Salem, Tania, The Hastings Center Report
Promoting Autonomy--Or Medicalizing Suicide
Why have physician-assisted suicide and voluntary active euthanasia taken on such vitality in recent years? Some authors stress the conjunction of powerful medical and cultural trends. The advances of modern medicine in association with its overwhelming bias to treat have engendered widespread and increasing fear. More than death itself, what seems frightening is the very real prospect of losing control over one's own dying process. The reaction to this exorbitant sway of medicine has been nourished since the 1970s: patients' empowerment or, more generally, the liberal individualism that has vigorously extended into the medical system. In response, advance directives, health care proxies, and other devices founded on the right to forgo medical treatment aim to "protect" patients from physicians, medicine, and hospitals' institutional imperatives. From the perspective of this recent history, physician-assisted suicide and even voluntary active euthanasia are just one more necessary and justified step in this process. It is as if what modern medicine has expropriated from individuals could be returned to them through physician-assisted suicide: control over their own deaths.
These considerations condense two widespread current assumptions in the debate over aid in dying. The first is that these practices are, for better or for worse, paradigmatic expressions of patients' autonomy. Although proponents and opponents evaluate very differently the adequacy and the limits conferred to self-determination in this context, they both endorse this general assertion. The second assumption is that physician-assisted suicide and voluntary active euthanasia are ultimate brakes on the unrestrained use of medical technology at the end of life. They are instruments to promote the "demedicalization" of death.
I propose to challenge these assumptions. I want to argue that physician-assisted suicide does not demedicalize death; rather, it medicalizes suicide. By this I mean it transforms a private act (suicide) into a medical event. Indeed, physician-assisted suicide implies not a resistance to but an extension of medical power over life and death. And second, that instead of asserting an individual's autonomy physician-assisted suicide is in fact an impediment to it.
My analysis accepts the liberal/libertarian presumption that one of the essential attributes of the individual is precisely the liberty to govern oneself free from external constraints. Despite my belief in both the indispensability and inevitability of social constraints, as an analytic device here I will assume radical autonomy to be a moral goal. I will also assume that from the perspective of the physician-patient dyad, more than killing, "assisted suicide" is literally what the phrase states: suicide with assistance, not only because it is the patient who makes the request, but also because it is she who is responsible for the final deed.
Promoting Autonomy, Demedicalizing Death
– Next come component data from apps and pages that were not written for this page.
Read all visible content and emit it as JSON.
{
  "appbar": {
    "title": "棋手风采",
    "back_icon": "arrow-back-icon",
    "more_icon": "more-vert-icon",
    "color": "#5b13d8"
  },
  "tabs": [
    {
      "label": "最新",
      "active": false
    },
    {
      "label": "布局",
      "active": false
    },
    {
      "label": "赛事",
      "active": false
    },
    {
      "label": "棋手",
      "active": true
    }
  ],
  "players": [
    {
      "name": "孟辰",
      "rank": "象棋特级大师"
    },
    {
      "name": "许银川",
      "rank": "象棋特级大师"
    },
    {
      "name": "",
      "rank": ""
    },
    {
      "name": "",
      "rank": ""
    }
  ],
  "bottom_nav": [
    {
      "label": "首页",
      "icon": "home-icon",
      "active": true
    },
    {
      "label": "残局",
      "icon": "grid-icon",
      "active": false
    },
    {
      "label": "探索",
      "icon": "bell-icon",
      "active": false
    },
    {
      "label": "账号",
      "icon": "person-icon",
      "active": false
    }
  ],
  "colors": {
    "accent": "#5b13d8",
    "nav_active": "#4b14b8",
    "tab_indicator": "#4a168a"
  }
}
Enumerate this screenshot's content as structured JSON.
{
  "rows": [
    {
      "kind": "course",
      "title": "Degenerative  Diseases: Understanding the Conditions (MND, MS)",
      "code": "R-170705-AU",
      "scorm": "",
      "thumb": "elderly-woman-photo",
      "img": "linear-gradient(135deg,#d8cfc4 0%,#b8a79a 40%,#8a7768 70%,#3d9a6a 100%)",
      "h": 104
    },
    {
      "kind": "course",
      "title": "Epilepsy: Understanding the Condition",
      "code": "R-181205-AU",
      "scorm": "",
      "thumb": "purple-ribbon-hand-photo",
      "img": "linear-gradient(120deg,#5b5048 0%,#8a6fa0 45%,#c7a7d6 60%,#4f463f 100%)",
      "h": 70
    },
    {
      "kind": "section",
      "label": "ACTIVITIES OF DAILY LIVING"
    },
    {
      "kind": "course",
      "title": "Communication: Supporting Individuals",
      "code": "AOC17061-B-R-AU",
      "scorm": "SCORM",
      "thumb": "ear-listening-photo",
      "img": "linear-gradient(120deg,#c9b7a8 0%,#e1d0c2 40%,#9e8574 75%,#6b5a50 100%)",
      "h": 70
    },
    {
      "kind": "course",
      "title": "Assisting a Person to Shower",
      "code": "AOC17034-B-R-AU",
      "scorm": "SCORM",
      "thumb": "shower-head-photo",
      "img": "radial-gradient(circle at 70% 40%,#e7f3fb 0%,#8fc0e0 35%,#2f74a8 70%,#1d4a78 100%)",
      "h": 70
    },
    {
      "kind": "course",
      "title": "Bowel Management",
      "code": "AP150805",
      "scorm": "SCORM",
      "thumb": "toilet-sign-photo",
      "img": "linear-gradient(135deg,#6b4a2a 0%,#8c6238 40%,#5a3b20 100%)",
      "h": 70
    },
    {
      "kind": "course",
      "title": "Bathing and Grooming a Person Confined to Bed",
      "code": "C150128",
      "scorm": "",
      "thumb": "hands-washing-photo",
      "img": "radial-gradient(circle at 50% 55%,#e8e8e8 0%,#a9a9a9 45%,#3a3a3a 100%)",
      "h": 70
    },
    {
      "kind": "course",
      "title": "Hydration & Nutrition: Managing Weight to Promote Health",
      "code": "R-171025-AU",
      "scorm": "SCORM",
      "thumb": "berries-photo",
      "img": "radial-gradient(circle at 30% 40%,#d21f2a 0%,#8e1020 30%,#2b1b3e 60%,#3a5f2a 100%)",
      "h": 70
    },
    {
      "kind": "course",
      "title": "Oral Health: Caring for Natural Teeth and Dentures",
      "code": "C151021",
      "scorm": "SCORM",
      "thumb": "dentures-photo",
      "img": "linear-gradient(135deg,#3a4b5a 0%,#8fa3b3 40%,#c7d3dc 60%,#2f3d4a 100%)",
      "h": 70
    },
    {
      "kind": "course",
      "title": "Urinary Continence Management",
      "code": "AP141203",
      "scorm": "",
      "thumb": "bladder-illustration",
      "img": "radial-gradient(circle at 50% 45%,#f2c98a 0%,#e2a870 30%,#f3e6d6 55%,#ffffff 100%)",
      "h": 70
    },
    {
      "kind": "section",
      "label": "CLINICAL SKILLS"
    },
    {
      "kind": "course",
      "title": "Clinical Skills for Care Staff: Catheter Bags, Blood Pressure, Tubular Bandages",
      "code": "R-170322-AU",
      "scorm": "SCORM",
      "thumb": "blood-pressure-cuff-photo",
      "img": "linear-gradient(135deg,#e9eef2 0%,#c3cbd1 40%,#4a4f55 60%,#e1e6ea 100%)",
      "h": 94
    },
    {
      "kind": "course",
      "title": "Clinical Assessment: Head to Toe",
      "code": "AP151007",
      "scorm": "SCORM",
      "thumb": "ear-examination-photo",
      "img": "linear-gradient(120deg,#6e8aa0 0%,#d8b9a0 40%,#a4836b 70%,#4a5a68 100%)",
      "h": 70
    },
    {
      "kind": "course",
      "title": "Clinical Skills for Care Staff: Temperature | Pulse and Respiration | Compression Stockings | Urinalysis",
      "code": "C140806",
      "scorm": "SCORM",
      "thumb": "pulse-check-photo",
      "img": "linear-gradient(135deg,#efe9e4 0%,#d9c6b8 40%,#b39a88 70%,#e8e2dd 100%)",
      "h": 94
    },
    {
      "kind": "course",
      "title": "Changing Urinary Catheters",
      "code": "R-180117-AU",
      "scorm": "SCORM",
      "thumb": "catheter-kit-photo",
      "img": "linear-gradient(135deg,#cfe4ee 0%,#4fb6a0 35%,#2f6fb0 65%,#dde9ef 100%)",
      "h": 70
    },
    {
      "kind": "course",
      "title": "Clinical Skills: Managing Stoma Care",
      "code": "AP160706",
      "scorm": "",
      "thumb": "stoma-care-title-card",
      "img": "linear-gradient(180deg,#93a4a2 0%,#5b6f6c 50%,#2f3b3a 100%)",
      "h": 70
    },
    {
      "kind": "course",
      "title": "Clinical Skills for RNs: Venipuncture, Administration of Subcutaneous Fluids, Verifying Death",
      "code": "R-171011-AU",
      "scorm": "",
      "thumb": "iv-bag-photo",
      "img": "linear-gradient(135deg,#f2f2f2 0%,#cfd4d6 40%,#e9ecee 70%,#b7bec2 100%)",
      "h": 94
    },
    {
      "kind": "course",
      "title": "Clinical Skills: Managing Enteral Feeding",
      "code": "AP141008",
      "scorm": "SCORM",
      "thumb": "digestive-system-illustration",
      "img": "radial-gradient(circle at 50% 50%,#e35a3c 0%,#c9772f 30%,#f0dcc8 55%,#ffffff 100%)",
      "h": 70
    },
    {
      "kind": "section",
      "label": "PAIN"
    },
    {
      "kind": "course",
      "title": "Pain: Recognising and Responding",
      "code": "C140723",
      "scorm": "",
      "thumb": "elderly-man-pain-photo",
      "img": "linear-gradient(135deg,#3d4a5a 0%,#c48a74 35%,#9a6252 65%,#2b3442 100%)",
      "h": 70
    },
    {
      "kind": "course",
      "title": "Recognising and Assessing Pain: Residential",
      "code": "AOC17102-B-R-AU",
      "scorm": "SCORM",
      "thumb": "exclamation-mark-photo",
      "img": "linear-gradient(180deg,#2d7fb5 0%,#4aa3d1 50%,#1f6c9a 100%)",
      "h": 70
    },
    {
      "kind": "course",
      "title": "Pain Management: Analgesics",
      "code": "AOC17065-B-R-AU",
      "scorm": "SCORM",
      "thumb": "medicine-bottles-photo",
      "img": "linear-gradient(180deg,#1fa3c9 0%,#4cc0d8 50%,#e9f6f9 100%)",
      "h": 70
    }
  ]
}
Many of those who favor physician-assisted suicide analyze and support it in reference to free choice, individual rights, and moral autonomy. This line of argument rests on a conception of autonomy primarily as "negative liberty": the right to act and govern oneself in accordance with one's own private beliefs, values, and choices without interference as long as one's behavior does not harm others. Proponents assert that this right should encompass patients' control over the timing and circumstances of death up to and including assistance in suicide. So conceived as a "personal and intimate decision," the right to aid in dying refers to a sphere of self-determination that should be left free from any paternalistic interference, whether that interference emanates from the state, from doctors, from family members, or from religious or philosophical orthodoxies. Physician-assisted suicide is, in short, advocated as a "natural" extension of the constitutionally protected "right to privacy," and as a mere specification of the moral right to self-determination. …